Schumacher and Coulthard were hardly best buddies after their coming together in Span back in 1998.
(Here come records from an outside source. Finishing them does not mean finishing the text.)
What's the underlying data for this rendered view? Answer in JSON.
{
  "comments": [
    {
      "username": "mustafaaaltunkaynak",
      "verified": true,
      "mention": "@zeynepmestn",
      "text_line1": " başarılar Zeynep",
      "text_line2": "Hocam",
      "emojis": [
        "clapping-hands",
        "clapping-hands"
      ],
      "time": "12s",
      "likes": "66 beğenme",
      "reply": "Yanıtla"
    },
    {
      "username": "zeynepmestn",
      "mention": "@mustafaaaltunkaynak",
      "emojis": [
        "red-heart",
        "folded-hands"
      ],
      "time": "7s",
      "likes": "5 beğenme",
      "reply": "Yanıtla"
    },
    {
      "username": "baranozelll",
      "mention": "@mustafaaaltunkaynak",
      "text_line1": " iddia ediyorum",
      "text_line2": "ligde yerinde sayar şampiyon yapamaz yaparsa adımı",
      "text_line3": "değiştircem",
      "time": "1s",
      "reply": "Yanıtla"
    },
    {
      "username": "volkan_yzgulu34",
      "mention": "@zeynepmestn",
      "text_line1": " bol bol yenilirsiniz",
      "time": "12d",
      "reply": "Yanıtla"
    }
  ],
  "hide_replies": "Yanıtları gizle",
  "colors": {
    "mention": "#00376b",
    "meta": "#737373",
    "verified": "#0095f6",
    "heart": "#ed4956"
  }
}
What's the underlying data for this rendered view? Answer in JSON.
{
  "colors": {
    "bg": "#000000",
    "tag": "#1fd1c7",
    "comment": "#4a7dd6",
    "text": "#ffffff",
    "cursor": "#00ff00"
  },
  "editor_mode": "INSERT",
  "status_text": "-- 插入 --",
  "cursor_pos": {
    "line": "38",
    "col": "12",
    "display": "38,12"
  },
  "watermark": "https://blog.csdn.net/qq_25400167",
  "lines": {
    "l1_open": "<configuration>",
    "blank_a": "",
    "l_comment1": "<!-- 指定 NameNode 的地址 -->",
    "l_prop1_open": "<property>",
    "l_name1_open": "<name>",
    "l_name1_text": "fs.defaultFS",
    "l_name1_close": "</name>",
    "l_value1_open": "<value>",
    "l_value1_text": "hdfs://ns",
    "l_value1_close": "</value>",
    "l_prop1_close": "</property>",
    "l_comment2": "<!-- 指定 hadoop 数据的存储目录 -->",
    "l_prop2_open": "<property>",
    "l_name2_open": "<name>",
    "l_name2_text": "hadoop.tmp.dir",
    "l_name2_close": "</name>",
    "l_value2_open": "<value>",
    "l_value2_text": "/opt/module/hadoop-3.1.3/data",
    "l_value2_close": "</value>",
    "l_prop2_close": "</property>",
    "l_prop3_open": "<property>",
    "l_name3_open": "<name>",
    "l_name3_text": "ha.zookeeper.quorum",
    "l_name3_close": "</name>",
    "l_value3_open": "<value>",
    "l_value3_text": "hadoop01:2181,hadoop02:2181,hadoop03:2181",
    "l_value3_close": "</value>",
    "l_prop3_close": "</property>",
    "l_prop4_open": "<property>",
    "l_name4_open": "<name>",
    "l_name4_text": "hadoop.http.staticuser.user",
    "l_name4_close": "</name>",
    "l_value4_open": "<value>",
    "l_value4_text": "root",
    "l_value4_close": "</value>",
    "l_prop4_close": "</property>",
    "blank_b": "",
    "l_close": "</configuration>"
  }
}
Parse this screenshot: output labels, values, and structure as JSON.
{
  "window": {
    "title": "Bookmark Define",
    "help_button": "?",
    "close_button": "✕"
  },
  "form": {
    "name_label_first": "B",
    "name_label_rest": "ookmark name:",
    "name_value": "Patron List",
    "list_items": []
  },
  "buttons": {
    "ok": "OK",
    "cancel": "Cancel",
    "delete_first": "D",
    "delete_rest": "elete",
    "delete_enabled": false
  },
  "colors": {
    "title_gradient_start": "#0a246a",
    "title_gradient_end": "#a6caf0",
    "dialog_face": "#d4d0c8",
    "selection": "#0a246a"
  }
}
Not for a moment am I excusing his actions, but isn't it often the case that the genius is flawed?